Picked up a very interesting pair of Otis Baker braces from Carter & Jasper/Rambling Irishman. Patrick Landrum (Jacks and Tens) had them artfully displayed in a rubbermaid box at the STRI combined battlefield park arty living history this past weekend. Like finding gold in a box of straw, the braces practically jumped right out of the box and into my hands, and I could not put them on my trowsers fast enough.
The history is pretty well known on the Otis Bakers, they are copied from a pair in the Jackson Mississippi museum, etc, but it is the quality of the reproductions that stuns. Tim Koehn is the maker, and his mark is nicely placed on the back. The originals were obviously custom made for Baker as they combine a few features of what we would call a "farmer" or "poor boy" pair of braces (handsewn button holes, two separate braces, no leather tabs on either end), but also feature some excellent hardware in the form of japanned two prong buckles, and with the common two tabs (per brace) front of the same custom blue/white striped webbing. These two prong japanned buckles are the best quality I have seen.

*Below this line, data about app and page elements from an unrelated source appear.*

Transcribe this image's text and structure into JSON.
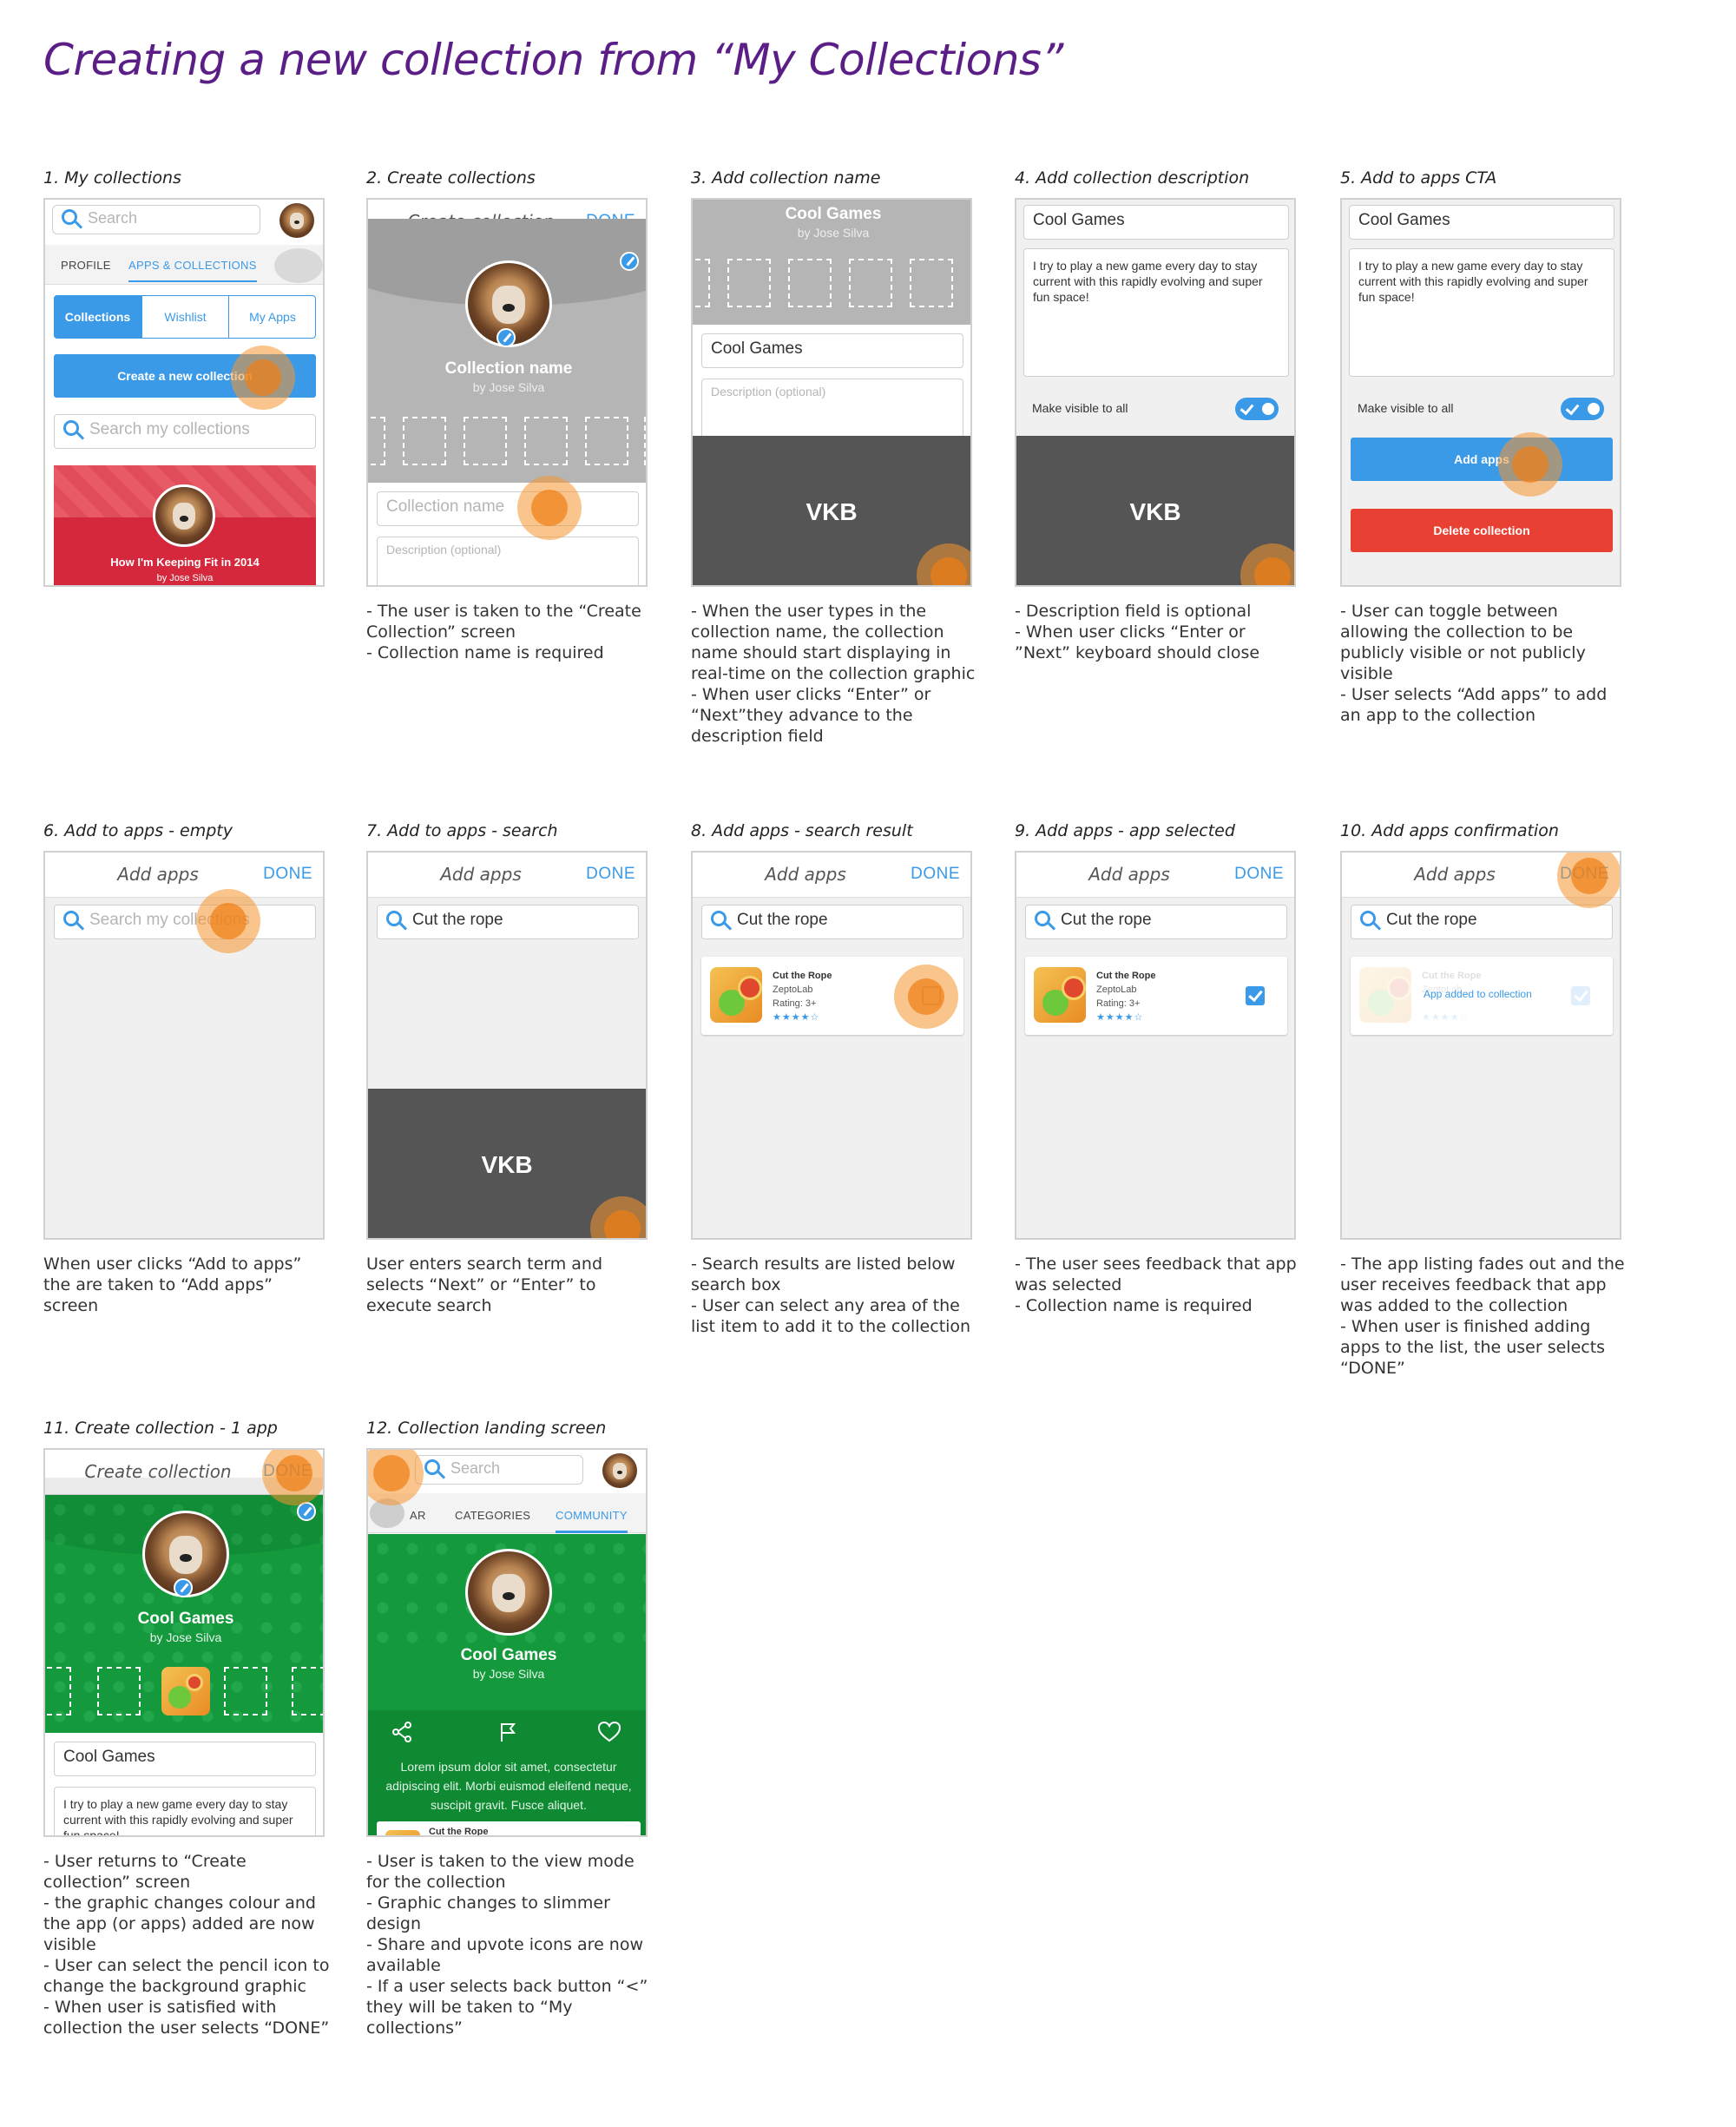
{
  "page_title": "Creating a new collection from “My Collections”",
  "colors": {
    "accent_blue": "#3a9ae8",
    "highlight_orange": "#f5962d",
    "title_purple": "#5b1e86",
    "collection_red": "#d6283c",
    "collection_green": "#149a3c",
    "delete_red": "#e84133"
  },
  "common": {
    "add_apps_title": "Add apps",
    "create_collection_title": "Create collection",
    "done": "DONE",
    "collection_name_ph": "Collection name",
    "description_ph": "Description (optional)",
    "author": "by Jose Silva",
    "cool_games": "Cool Games",
    "description_text": "I try to play a new game every day to stay current with this rapidly evolving and super fun space!",
    "vkb": "VKB",
    "make_visible": "Make visible to all",
    "search_term": "Cut the rope",
    "search_my_collections": "Search my collections",
    "search": "Search",
    "app": {
      "name": "Cut the Rope",
      "dev": "ZeptoLab",
      "rating": "Rating: 3+",
      "stars": "★★★★☆",
      "added": "App added to collection"
    }
  },
  "s1": {
    "title": "1. My collections",
    "tab_profile": "PROFILE",
    "tab_apps": "APPS & COLLECTIONS",
    "seg": [
      "Collections",
      "Wishlist",
      "My Apps"
    ],
    "create_btn": "Create a new collection",
    "card_title": "How I'm Keeping Fit in 2014"
  },
  "s2": {
    "title": "2. Create collections",
    "notes": [
      "- The user is taken to the “Create Collection” screen",
      "- Collection name is required"
    ]
  },
  "s3": {
    "title": "3. Add collection name",
    "notes": [
      "- When the user types in the collection name, the collection name should start displaying in real-time on the collection graphic",
      "- When user clicks “Enter” or “Next”they advance to the description field"
    ]
  },
  "s4": {
    "title": "4. Add collection description",
    "notes": [
      "- Description field is optional",
      "- When user clicks “Enter or ”Next” keyboard should close"
    ]
  },
  "s5": {
    "title": "5. Add to apps CTA",
    "add_apps_btn": "Add apps",
    "delete_btn": "Delete collection",
    "notes": [
      "- User can toggle between allowing the collection to be publicly visible or not publicly visible",
      "- User selects “Add apps” to add an app to the collection"
    ]
  },
  "s6": {
    "title": "6. Add to apps - empty",
    "notes": [
      "When user clicks “Add to apps” the are taken to “Add apps” screen"
    ]
  },
  "s7": {
    "title": "7. Add to apps - search",
    "notes": [
      "User enters search term and selects “Next” or “Enter” to execute search"
    ]
  },
  "s8": {
    "title": "8. Add apps - search result",
    "notes": [
      "- Search results are listed below search box",
      "- User can select any area of the list item to add it to the collection"
    ]
  },
  "s9": {
    "title": "9. Add apps - app selected",
    "notes": [
      "- The user sees feedback that app was selected",
      "- Collection name is required"
    ]
  },
  "s10": {
    "title": "10. Add apps confirmation",
    "notes": [
      "- The app listing fades out and the user receives feedback that app was added to the collection",
      "- When user is finished adding apps to the list, the user selects “DONE”"
    ]
  },
  "s11": {
    "title": "11. Create collection - 1 app",
    "notes": [
      "- User returns to “Create collection” screen",
      "- the graphic changes colour and the app (or apps) added are now visible",
      "- User can select the pencil icon to change the background graphic",
      "- When user is satisfied with collection the user selects “DONE”"
    ]
  },
  "s12": {
    "title": "12. Collection landing screen",
    "tab_ar": "AR",
    "tab_categories": "CATEGORIES",
    "tab_community": "COMMUNITY",
    "lorem": "Lorem ipsum dolor sit amet, consectetur adipiscing elit. Morbi euismod eleifend neque, suscipit gravit. Fusce aliquet.",
    "notes": [
      "- User is taken to the view mode for the collection",
      "- Graphic changes to slimmer design",
      "- Share and upvote icons are now available",
      "- If a user selects back button “<” they will be taken to “My collections”"
    ]
  }
}
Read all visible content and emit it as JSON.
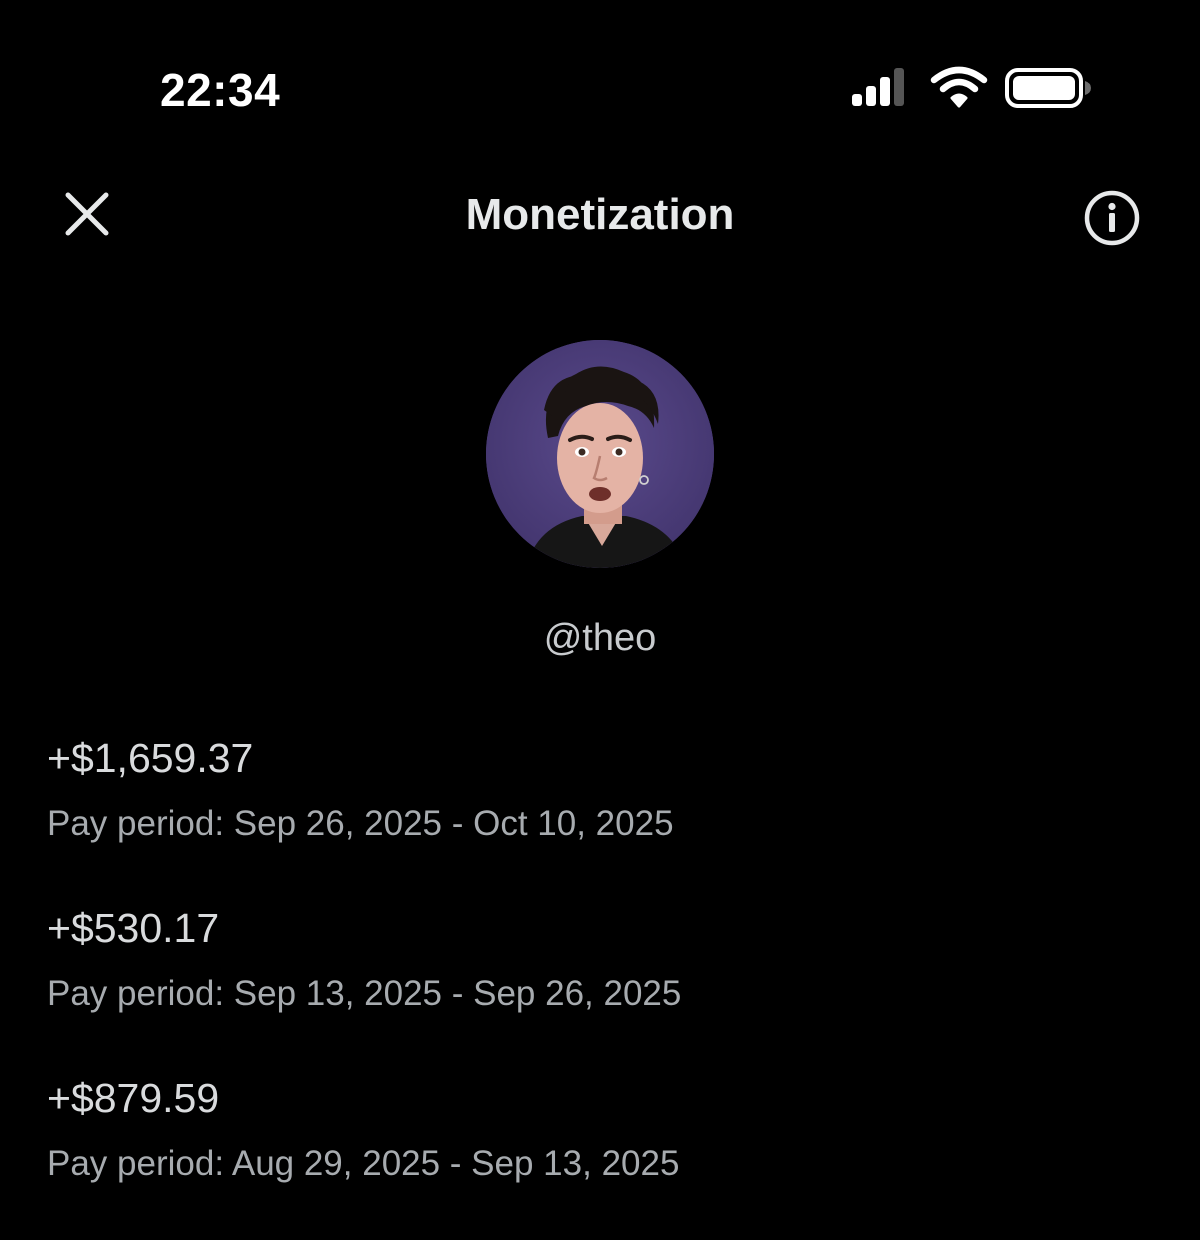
{
  "status_bar": {
    "time": "22:34",
    "signal_icon": "cellular-signal-icon",
    "wifi_icon": "wifi-icon",
    "battery_icon": "battery-icon"
  },
  "header": {
    "title": "Monetization",
    "close_icon": "close-icon",
    "info_icon": "info-icon"
  },
  "profile": {
    "handle": "@theo",
    "avatar_bg": "#4a3a78"
  },
  "payouts": [
    {
      "amount": "+$1,659.37",
      "period": "Pay period: Sep 26, 2025 - Oct 10, 2025"
    },
    {
      "amount": "+$530.17",
      "period": "Pay period: Sep 13, 2025 - Sep 26, 2025"
    },
    {
      "amount": "+$879.59",
      "period": "Pay period: Aug 29, 2025 - Sep 13, 2025"
    }
  ],
  "colors": {
    "background": "#000000",
    "text_primary": "#e7e9ea",
    "text_secondary": "#a7abaf"
  }
}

Personal preference, but I like to add an overlapping piece of material on the back of one of the braces to act as a "slide" where they cross in back. Currently in the process of throwing out most of the braces I've made myself or modified as they look like garbage next to this kind of material and workmanship.